And then I’d say listen to people who have more experience than you do, who might know things you need to know. Reach out and make connections. And if someone takes time to help you, be properly and abundantly grateful.
In terms of actual writing advice, be really careful about overwriting. This is the most common mistake I see when people ask me to read something for them — overwrought, tortured prose. I think they are probably trying to be literary, but literary does not mean “florid.” Jhumpa Lahiri is one of the best literary writers out there, and her prose is full of perfect detail while still being crisp and clean. For a great example of more lyrical writing, look at Arundhati Roy’s The God of Small Things. Her prose is gorgeous and poetic and still very, very readable.
What I wish I’d known before embarking on this journey is how long things take in publishing. Waiting for my contract was torture. If I’d known it was normal for it to take so long, I would have relaxed more along the way. I think.
drey: How do you recharge your writing batteries?
ZA: Almost always by reading. Sometimes it’s something new, but if I really need a sure fix, I return to books that inspire me — usually their language or voice. Here, I think of Elegies for the Brokenhearted by Christie Hodgen or the aforementioned The God of Small Things.
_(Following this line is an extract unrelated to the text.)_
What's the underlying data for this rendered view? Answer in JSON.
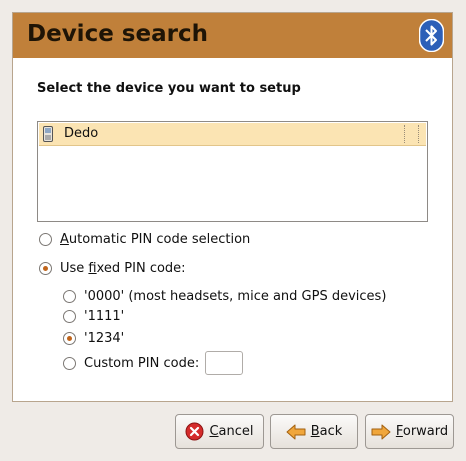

Or Annie Proulx’s short story, “Brokeback Mountain.” But sometimes it’s a movie. After watching something like “Once” or “Silver Linings Playbook” I can’t wait to get back to whatever I’m working on.
drey: Smackdown: Your favorite characters face off in the ring. Who are they, who wins, and why?
ZA: My favorite characters are Celie from The Color Purple and Ennis del Mar from “Brokeback Mountain.” This is going to bore you to tears, I’m sure, but I can’t have them fight. They’ve both weathered so much. Celie has come through more intact, and I imagine her sitting with Ennis on the porch offering quiet comfort.
drey: What’s up next for you?
ZA: I’m working on a novel about family secrets and the pain of conditional love, and how, if we’re lucky, we can find our way home again.
And a quick Proust-lite to finish up:
- What is your idea of earthly happiness?
Being loved by my children.
- What do you regard as the lowest depth of misery?
People who live the kind of lives where they think putting other people down will make them feel good about themselves.
- Who is/are your favorite hero/heroine(s) in fiction?
Celie in The Color Purple, Ennis del Mar from “Brokeback Mountain”.
- What is/are your favorite hero/heroine(s) in real life?
My grandparents. They did the right thing, nearly always as far as I can tell.
- What sound do you love?
- What sound do you hate?
Crickets. Especially in the house, when you can’t find them.
- The quality you admire most in a man?
That he’s an unabashed feminist, that he’s eager to own that.
- The quality you admire most in a woman?
The kind of compassion and confidence that allows her to support and love others.
- If not a writer, you would be a …
A practicing lawyer. But probably not a very happy one.
- What is your favorite swear word?
Are my kids going to see this? Because then the answer is “none.”
Thank you so much for visiting us this month, Jennifer!
That’s not all – Jennifer has a signed copy of her debut novel Painted Hands for you! This one’s open to US and Canada residents. To enter, fill out the form below before June 28th. Good luck!